(Beginning of Source information)
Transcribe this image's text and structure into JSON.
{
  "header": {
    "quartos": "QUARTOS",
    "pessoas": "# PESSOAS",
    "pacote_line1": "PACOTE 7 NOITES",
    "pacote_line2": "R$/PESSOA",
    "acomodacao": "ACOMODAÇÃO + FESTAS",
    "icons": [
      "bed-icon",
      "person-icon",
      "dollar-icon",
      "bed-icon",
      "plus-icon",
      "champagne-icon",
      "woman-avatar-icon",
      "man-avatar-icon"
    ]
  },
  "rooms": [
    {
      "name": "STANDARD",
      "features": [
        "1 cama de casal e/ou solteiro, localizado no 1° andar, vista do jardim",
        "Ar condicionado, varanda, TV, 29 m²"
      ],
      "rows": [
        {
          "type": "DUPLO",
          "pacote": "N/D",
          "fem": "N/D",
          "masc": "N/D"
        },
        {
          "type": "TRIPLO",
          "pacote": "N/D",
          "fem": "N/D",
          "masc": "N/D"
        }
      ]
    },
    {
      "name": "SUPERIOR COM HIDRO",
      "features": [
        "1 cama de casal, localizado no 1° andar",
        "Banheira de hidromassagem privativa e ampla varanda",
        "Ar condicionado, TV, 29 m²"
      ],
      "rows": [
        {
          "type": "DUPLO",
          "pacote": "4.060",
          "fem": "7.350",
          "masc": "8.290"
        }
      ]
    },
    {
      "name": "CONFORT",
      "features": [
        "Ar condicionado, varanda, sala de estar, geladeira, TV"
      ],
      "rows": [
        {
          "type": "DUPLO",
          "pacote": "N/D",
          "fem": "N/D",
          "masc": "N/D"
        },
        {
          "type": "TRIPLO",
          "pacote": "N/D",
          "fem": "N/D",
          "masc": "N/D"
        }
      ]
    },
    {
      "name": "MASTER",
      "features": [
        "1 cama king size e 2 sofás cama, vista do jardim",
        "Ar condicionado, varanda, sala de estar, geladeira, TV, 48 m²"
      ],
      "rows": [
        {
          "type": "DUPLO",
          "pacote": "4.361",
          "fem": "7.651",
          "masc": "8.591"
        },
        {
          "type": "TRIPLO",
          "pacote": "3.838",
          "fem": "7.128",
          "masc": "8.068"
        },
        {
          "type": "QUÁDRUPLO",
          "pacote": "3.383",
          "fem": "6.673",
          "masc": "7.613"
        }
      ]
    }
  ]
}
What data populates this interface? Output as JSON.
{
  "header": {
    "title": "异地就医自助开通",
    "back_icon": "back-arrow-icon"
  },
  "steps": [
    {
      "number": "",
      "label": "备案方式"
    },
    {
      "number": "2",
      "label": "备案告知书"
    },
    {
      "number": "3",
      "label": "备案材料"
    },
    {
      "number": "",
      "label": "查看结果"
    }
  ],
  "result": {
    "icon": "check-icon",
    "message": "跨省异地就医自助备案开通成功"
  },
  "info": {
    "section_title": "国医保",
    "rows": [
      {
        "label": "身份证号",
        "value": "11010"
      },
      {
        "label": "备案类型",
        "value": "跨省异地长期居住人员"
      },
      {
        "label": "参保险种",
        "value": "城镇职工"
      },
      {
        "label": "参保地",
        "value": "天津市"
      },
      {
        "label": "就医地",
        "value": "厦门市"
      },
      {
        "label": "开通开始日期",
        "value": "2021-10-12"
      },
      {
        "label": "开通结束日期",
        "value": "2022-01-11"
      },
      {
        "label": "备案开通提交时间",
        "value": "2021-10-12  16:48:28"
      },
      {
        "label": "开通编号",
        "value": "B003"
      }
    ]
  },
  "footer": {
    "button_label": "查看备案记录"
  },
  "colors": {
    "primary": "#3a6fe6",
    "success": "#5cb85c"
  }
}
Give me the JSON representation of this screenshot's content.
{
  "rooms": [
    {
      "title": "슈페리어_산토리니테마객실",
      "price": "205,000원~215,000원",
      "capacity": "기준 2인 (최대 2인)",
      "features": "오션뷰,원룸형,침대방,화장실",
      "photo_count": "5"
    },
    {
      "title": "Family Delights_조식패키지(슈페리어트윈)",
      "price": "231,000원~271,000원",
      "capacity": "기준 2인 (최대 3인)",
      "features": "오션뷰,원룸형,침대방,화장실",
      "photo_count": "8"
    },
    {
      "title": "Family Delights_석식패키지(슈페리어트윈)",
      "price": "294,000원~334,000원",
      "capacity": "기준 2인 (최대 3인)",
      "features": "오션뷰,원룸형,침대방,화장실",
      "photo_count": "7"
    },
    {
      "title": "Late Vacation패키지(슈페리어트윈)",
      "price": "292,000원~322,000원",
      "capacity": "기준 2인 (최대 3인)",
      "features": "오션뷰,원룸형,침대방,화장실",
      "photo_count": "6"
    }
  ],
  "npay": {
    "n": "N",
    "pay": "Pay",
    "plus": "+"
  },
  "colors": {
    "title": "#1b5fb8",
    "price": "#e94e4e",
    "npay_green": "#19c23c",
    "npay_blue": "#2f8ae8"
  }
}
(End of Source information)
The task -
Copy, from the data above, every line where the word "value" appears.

Answer for the task -
        "value": "11010"
        "value": "跨省异地长期居住人员"
        "value": "城镇职工"
        "value": "天津市"
        "value": "厦门市"
        "value": "2021-10-12"
        "value": "2022-01-11"
        "value": "2021-10-12  16:48:28"
        "value": "B003"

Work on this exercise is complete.